I also find it interesting that the Town Hall meeting on Thursday for families of color identified children's social and emotional wellbeing as just as important as academic success. I hope our new Superintendent takes that message to heart--and our school board, as well. I was highly discouraged when the board voted down the calendar that might have reduced student stress by putting finals before the Winter Break.
For me, it's an ongoing, resolute, repetitive process to *try* to keep my family healthy and happy and balanced. Wish I had more answers than that, though.
Posted by A PARENT, a resident of the Old Palo Alto neighborhood, on Mar 5, 2007 at 8:51 pm

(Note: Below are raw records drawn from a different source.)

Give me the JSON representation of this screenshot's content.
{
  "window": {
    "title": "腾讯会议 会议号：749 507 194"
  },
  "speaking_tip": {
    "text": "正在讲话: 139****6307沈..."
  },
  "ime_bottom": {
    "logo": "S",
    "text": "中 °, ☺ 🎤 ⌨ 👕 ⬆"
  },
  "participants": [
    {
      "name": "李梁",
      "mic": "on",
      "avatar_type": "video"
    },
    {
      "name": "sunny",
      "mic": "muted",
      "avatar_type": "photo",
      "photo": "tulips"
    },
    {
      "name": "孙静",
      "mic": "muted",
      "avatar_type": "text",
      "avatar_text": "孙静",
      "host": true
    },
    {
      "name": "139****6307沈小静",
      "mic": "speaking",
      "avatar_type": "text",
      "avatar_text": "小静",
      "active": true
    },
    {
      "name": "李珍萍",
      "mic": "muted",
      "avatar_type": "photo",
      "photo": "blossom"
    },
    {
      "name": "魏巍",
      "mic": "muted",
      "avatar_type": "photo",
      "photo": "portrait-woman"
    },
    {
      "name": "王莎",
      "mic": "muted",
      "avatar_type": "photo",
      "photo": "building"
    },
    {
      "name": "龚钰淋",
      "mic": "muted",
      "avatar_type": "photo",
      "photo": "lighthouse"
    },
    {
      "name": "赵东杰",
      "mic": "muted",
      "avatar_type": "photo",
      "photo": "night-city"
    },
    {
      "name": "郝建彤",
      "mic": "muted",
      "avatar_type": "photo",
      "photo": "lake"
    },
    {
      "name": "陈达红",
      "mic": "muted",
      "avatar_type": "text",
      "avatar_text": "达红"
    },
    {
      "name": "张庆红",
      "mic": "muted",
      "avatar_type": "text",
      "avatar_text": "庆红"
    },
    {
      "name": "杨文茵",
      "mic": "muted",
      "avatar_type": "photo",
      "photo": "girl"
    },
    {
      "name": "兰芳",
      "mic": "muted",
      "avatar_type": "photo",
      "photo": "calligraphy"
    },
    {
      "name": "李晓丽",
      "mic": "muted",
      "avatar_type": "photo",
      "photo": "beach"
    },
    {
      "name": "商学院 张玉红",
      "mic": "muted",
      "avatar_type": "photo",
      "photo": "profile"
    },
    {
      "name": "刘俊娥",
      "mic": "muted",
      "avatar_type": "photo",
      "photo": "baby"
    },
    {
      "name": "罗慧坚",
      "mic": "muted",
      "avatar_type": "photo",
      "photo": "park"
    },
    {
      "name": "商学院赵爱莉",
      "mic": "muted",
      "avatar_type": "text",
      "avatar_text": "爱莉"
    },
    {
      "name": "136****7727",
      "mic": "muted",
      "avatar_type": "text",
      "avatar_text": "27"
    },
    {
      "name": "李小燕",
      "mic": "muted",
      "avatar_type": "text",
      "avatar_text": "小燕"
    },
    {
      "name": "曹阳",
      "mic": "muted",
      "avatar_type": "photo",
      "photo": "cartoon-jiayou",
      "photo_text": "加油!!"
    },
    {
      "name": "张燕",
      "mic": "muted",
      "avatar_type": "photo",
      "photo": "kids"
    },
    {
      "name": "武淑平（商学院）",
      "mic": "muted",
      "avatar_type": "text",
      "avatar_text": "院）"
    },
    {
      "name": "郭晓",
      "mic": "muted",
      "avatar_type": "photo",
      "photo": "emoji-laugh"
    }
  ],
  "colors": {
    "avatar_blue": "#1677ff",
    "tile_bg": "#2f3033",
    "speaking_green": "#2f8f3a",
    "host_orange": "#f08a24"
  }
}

I DON'T THINK SHELTER YOUR CHILD IS A HEALTHY THING. KIDS NEED TO BE KIDS AND KNOW THERE SURROUNDIBG.THERE KIDS IN THE WORLD WHO ARE SHELTER AND NOT USE OF SEEING DIFFERENT SOURCE OF PEOPLE.WHICH IS A BAD THING BECAUSE IN THE REAL WORLD PEOPLE ARE ALL SHADE OF COLORS,SIZE AND SHAPES. THEY WILL NOT KNOW HOW TO ACT IN THE WORLD IF THEY WASN'T INTRODUCE. PLEASE LET YOUR CHILDREN BE CHILDREN. SO MANY KIDS ARE PUSH TO GROW UP TO FAST. WHAT HAPPEN ABOUT LETTING CHILDREN EXPLORE THE WORLD. IT SO MUCH OUT THERE TO LEARN.